• A value of kappa higher than 0.75 will indicate excellent agreement while lower than 0.4 will indicate poor agreement.

Notice that, strong agreement implies strong association, but strong association may not imply strong agreement. For example, if Siskel puts most of the movies into the con category, while Ebert puts them into the pro category, the association might be strong, but there is certainly no agreement. You may also think of the situation where one examiner is tougher than the other. The first one consistently gives one grade less than the more lenient one. In this case also the association is very strong but agreement may be insignificant.

Under multinomial sampling, the sampled value $\hat{\kappa}$ has a large-sample normal distribution. For the sample variance you can refer to Agresti (2013), pg. 435. Thus we can rely on the usual asymptotic 95% confidence interval.

In SAS, use the option AGREE as shown below and in the SAS program MovieCritiques.sas

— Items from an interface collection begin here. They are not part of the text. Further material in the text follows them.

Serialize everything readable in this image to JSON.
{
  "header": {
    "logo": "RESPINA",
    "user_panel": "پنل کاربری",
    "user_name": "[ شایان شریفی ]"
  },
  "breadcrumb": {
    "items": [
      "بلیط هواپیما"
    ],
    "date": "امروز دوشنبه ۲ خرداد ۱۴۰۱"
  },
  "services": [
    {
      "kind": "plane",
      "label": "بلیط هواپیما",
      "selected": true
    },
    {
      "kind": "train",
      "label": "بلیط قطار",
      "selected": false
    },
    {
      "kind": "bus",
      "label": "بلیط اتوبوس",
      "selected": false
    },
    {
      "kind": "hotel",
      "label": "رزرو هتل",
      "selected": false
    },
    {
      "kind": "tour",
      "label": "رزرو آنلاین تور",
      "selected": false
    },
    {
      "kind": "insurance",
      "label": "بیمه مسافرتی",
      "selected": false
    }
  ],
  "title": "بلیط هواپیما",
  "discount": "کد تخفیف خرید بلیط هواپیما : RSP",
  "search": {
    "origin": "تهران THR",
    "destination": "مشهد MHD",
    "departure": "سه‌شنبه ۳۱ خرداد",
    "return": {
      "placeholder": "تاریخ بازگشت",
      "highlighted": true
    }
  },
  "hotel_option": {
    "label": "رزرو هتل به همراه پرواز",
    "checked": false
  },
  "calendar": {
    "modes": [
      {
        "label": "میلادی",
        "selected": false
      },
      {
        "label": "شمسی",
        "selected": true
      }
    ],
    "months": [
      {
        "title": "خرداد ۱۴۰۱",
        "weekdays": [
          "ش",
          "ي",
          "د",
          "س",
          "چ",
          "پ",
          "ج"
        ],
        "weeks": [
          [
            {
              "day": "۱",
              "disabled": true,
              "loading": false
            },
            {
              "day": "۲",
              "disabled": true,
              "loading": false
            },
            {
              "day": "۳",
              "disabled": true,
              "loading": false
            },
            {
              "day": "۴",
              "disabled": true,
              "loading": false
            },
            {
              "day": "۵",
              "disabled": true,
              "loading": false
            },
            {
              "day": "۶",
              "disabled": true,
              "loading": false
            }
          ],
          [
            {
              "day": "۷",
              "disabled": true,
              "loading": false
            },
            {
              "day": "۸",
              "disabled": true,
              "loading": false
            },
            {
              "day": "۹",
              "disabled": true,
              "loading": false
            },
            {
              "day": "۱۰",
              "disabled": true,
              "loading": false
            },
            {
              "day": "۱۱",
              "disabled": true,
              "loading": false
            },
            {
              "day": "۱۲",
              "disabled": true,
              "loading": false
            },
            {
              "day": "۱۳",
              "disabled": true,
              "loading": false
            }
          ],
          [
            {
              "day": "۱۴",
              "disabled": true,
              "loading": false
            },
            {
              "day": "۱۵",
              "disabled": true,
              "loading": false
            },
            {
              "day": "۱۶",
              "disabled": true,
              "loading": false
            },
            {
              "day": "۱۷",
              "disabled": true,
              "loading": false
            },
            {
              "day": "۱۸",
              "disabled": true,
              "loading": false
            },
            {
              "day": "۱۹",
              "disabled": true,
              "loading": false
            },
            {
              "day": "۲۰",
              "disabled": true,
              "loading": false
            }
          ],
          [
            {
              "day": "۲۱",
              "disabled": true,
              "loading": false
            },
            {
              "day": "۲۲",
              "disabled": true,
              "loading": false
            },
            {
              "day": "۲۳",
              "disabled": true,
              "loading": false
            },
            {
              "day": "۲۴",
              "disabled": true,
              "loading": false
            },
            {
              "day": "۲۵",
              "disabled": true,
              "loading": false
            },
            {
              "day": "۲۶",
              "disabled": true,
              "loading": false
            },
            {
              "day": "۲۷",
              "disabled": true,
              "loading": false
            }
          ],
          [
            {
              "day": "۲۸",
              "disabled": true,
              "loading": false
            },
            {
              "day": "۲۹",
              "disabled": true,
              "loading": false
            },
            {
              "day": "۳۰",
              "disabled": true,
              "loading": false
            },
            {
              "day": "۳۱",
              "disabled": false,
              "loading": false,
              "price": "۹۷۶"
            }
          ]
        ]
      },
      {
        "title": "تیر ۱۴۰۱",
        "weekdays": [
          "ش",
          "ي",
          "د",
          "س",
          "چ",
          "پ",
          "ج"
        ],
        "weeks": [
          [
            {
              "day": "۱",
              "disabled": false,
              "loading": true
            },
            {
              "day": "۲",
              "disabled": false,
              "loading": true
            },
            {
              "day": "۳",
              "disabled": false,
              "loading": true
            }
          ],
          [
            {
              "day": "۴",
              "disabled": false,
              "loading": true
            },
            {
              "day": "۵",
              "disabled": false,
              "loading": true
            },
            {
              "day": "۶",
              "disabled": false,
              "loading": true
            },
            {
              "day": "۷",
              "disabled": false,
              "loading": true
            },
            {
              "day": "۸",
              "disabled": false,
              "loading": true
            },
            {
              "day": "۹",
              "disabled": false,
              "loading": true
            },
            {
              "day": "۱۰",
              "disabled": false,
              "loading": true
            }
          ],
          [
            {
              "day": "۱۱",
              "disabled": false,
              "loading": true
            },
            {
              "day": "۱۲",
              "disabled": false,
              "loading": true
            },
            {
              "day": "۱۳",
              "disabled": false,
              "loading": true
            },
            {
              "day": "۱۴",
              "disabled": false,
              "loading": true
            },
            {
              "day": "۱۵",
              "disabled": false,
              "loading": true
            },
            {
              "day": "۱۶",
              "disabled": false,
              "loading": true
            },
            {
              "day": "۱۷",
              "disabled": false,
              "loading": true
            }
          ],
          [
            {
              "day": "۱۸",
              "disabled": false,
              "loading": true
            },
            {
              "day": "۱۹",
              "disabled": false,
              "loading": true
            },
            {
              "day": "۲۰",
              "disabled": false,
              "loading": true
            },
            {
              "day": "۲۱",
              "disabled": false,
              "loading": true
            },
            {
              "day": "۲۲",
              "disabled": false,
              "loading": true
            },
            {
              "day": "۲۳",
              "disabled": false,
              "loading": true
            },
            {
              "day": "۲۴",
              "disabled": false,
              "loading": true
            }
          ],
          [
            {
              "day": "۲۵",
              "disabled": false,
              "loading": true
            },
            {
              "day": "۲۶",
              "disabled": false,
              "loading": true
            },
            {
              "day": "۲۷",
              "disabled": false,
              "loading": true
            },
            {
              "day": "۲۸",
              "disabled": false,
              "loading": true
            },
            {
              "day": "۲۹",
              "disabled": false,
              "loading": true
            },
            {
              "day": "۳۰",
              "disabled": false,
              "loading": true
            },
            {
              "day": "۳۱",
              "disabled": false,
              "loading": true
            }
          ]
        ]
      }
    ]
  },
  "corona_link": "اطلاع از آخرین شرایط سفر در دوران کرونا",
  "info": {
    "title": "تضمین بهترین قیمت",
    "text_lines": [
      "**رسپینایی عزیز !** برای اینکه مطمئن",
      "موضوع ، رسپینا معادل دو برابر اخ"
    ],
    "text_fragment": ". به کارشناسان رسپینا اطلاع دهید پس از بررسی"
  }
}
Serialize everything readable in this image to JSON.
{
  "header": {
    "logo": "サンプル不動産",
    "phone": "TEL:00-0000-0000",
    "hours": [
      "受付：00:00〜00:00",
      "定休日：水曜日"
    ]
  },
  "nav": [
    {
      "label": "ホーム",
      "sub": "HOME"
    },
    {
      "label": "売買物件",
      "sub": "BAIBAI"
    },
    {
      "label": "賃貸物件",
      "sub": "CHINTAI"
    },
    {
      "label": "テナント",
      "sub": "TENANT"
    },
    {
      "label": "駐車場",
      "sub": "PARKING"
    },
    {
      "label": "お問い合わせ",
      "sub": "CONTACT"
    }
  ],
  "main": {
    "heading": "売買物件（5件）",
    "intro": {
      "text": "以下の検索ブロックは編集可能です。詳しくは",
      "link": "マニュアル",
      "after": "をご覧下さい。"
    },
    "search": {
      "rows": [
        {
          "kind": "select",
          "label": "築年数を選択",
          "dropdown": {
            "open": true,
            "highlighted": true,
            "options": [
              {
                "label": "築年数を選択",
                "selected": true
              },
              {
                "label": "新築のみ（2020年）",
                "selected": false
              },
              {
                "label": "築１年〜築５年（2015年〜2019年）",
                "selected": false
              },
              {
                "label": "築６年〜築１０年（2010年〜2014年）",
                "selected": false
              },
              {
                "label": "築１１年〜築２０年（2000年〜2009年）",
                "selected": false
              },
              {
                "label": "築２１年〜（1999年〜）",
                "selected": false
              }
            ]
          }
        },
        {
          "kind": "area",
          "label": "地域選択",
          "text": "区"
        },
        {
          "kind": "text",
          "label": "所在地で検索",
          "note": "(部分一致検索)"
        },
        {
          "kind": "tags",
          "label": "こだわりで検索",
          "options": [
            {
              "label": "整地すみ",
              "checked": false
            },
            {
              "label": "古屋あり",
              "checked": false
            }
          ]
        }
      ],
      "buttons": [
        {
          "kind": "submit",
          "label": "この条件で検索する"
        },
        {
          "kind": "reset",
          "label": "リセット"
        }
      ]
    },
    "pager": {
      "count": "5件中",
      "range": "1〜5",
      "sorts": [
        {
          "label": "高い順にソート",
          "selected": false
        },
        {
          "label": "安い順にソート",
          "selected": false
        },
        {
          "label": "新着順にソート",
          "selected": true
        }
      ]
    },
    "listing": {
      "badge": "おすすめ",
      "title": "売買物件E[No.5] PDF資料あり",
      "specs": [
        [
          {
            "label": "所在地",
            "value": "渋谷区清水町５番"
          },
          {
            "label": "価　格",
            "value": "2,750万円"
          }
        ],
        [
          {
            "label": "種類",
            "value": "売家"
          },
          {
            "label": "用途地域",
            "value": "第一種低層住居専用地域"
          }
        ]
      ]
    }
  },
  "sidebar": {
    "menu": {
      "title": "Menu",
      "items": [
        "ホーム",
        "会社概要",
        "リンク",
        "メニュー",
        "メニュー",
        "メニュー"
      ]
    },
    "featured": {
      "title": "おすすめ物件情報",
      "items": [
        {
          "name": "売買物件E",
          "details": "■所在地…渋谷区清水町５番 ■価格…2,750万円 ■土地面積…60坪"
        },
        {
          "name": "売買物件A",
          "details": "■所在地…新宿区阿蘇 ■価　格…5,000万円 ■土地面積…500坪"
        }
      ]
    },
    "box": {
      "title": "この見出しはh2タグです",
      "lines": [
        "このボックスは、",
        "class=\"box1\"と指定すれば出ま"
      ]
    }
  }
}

From the output below, we can see that the "Simple Kappa" gives the estimated kappa value of 0.389 with its asymptotic standard error (ASE) of 0.0598. The difference between observed agreement and expected under independence is about 40% of the maximum possible difference. Based on the reported 95% confidence interval, $\kappa$ falls somewhere between 0.27 and 0.51 indicating only a moderate agreement between Siskel and Ebert.

For R, see the file MovieCritiques.R. If you use {vcd} package you can use function Kappa(); do NOT forget to upload package first, e.g., library(vcd).

From the output below, we can see that the "unweighted" statistic gives the estimated kappa value of 0.389 with its asymptotic standard error (ASE) of 0.063. The difference between observed agreement and expected under independence is about 40% of the maximum possible difference. Based on the reported values, the 95% confidence interval will show that $\kappa$ falls somewhere between 0.27 and 0.51 indicating only a moderate agreement between Siskel and Ebert.

There are other similar functions built by R researchers which are worth exploration. You can also write your own function given the above formulas.

Issue with Cohen's Kappa: Kappa strongly depends on the marginal distributions. That is the same rating, but with different proportions of cases in different categories can give very different $\kappa$ values. This is one reason why the minimum value of $\kappa$ depends on the marginal distribution and the minimum possible value of −1 is not always attainable.

Solution: Modeling agreement (e.g. via log-linear or other models) is typically a more informative approach.

Weighted kappa is a version of kappa used for measuring agreement on ordered variables (see Section 11.5.5 of Agresti, 2013). More details on measures of agreement and modeling of matched data can be found in Chapter 11 (Agresti, 2013), and Chapter 8 (Agresti, 2007). We will only touch upon some of these models later in the semester while we study log-linear and logit model.